Among the entries, find each line that includes the string "juice" and list it.

Records shown Block Start

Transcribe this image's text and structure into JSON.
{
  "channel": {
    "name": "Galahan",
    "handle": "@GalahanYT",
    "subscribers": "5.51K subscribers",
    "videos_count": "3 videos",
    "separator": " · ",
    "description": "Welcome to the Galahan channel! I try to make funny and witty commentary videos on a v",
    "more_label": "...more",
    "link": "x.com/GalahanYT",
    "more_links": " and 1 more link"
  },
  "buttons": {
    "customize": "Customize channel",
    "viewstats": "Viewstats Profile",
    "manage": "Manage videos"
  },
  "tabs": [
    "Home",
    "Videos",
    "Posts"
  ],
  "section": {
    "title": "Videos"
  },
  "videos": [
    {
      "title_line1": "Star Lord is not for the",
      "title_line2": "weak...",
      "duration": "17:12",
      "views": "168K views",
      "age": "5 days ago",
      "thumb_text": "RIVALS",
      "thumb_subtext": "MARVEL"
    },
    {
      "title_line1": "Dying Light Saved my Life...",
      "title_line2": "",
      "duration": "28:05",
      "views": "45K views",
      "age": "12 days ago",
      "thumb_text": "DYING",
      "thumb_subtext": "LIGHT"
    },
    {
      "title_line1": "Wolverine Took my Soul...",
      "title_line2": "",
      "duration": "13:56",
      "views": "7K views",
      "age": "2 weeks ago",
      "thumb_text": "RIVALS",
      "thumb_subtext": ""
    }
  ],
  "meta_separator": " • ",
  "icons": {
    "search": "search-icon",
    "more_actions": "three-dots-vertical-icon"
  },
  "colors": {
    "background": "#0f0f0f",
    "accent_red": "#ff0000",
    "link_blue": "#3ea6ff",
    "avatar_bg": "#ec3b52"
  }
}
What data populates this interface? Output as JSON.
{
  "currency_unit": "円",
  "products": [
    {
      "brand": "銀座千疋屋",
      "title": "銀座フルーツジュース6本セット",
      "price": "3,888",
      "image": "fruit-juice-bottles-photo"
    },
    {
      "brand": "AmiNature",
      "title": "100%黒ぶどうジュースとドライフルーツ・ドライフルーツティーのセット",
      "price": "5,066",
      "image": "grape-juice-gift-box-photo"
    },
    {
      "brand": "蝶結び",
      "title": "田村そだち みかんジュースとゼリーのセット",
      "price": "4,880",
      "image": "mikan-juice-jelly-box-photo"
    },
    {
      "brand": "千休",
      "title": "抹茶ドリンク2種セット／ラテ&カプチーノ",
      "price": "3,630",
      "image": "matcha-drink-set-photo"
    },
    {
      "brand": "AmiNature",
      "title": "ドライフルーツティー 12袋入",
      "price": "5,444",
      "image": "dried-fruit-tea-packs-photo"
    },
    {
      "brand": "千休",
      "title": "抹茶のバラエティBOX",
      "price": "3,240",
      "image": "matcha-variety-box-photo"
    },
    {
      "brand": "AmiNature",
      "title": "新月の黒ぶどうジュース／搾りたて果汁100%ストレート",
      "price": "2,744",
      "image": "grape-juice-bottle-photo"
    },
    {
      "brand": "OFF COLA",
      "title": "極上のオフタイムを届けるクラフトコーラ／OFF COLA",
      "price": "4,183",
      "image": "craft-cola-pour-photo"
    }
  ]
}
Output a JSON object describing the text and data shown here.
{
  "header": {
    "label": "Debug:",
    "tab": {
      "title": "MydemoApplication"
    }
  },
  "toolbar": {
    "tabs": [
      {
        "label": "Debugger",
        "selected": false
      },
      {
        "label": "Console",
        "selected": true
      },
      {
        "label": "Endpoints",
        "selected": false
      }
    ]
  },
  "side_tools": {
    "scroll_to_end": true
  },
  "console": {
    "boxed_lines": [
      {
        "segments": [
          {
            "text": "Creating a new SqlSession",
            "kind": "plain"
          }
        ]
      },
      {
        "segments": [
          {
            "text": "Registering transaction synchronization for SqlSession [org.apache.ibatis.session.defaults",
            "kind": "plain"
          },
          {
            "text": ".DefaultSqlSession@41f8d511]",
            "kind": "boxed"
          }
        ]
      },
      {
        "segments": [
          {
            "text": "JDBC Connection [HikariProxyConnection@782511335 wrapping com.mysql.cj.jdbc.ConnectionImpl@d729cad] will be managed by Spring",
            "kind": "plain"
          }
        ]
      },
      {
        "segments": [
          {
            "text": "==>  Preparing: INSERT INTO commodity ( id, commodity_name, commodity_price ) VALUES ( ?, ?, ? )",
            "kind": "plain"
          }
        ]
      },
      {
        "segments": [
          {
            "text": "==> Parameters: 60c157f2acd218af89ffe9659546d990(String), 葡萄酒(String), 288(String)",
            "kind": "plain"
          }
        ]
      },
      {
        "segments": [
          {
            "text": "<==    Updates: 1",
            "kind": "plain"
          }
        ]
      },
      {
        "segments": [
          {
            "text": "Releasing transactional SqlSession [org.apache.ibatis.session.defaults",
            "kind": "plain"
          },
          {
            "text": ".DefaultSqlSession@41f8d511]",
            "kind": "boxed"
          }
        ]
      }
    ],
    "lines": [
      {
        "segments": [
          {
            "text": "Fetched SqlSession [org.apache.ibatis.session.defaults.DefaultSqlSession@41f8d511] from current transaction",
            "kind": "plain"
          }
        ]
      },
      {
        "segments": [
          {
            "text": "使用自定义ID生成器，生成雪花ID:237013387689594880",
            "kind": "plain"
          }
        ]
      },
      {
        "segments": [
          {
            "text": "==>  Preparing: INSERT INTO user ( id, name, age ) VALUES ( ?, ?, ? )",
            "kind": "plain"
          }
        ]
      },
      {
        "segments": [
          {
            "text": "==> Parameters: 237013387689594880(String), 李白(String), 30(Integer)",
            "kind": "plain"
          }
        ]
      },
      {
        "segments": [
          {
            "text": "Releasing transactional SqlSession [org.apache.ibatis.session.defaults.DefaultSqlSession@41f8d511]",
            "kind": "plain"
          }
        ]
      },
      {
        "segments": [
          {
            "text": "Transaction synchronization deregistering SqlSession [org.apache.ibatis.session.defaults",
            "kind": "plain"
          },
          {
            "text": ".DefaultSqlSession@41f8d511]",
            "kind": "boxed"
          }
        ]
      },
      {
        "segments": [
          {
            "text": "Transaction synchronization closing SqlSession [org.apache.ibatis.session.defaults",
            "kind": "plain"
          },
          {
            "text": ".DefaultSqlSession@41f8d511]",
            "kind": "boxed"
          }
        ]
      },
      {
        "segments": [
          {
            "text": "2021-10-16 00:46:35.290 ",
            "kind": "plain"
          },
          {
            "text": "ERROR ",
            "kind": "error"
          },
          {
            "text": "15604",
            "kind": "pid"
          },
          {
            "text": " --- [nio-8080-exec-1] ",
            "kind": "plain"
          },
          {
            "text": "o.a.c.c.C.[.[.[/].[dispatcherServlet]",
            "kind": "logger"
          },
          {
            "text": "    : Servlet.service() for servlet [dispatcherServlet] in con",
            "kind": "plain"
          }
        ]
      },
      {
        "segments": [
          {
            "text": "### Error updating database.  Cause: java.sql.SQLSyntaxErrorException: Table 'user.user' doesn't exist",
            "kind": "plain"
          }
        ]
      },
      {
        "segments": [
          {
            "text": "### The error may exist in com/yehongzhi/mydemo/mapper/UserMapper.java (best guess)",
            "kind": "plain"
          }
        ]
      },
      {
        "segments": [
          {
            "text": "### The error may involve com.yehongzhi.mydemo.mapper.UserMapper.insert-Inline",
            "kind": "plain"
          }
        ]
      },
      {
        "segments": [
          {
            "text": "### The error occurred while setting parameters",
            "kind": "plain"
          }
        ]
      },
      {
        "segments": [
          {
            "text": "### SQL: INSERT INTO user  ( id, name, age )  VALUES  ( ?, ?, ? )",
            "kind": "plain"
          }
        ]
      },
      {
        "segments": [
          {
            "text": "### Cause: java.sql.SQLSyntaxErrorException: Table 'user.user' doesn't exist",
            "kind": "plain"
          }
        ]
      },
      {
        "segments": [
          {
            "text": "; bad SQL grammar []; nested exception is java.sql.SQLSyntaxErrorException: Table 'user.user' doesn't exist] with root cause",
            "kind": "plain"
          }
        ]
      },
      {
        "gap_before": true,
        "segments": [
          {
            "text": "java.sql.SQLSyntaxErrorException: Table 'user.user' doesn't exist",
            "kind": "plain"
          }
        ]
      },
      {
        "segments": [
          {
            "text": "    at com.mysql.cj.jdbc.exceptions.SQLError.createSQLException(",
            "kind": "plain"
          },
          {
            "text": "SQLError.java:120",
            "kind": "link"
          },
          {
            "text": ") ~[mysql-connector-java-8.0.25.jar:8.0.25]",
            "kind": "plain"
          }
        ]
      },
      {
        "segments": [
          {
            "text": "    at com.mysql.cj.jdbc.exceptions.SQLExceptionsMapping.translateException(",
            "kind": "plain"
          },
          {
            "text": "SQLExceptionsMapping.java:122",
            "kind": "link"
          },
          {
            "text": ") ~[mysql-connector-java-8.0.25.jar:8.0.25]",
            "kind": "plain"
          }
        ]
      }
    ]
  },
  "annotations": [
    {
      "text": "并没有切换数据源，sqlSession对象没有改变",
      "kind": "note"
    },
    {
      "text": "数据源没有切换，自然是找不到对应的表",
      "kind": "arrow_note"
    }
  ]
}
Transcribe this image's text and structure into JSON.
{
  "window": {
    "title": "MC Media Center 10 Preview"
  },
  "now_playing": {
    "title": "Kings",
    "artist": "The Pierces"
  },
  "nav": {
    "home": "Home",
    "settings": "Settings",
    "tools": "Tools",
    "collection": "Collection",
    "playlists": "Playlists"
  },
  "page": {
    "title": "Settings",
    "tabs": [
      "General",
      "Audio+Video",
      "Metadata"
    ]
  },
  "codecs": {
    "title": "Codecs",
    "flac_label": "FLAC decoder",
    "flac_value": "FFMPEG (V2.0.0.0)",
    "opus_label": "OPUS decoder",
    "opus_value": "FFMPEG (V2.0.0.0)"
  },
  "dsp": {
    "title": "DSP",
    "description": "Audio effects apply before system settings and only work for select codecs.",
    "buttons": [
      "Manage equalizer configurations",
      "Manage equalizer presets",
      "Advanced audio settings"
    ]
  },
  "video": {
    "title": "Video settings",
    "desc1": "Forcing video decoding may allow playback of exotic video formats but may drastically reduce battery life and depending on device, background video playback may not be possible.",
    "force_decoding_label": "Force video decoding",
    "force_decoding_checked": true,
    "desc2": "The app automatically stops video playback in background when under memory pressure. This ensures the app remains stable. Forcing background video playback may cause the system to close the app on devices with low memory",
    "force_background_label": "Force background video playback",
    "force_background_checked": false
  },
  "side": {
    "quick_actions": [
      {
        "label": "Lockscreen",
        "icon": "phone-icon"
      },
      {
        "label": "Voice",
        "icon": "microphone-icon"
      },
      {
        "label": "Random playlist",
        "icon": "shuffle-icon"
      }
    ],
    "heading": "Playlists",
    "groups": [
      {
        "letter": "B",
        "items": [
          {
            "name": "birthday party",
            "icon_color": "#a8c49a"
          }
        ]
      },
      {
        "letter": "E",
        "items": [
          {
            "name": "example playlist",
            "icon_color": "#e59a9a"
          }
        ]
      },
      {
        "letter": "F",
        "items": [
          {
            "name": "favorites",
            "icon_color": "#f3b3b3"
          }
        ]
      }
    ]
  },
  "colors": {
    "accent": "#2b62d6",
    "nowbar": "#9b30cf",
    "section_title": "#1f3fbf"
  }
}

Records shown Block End

**Your response**
      "image": "fruit-juice-bottles-photo"
      "image": "grape-juice-gift-box-photo"
      "image": "mikan-juice-jelly-box-photo"
      "image": "grape-juice-bottle-photo"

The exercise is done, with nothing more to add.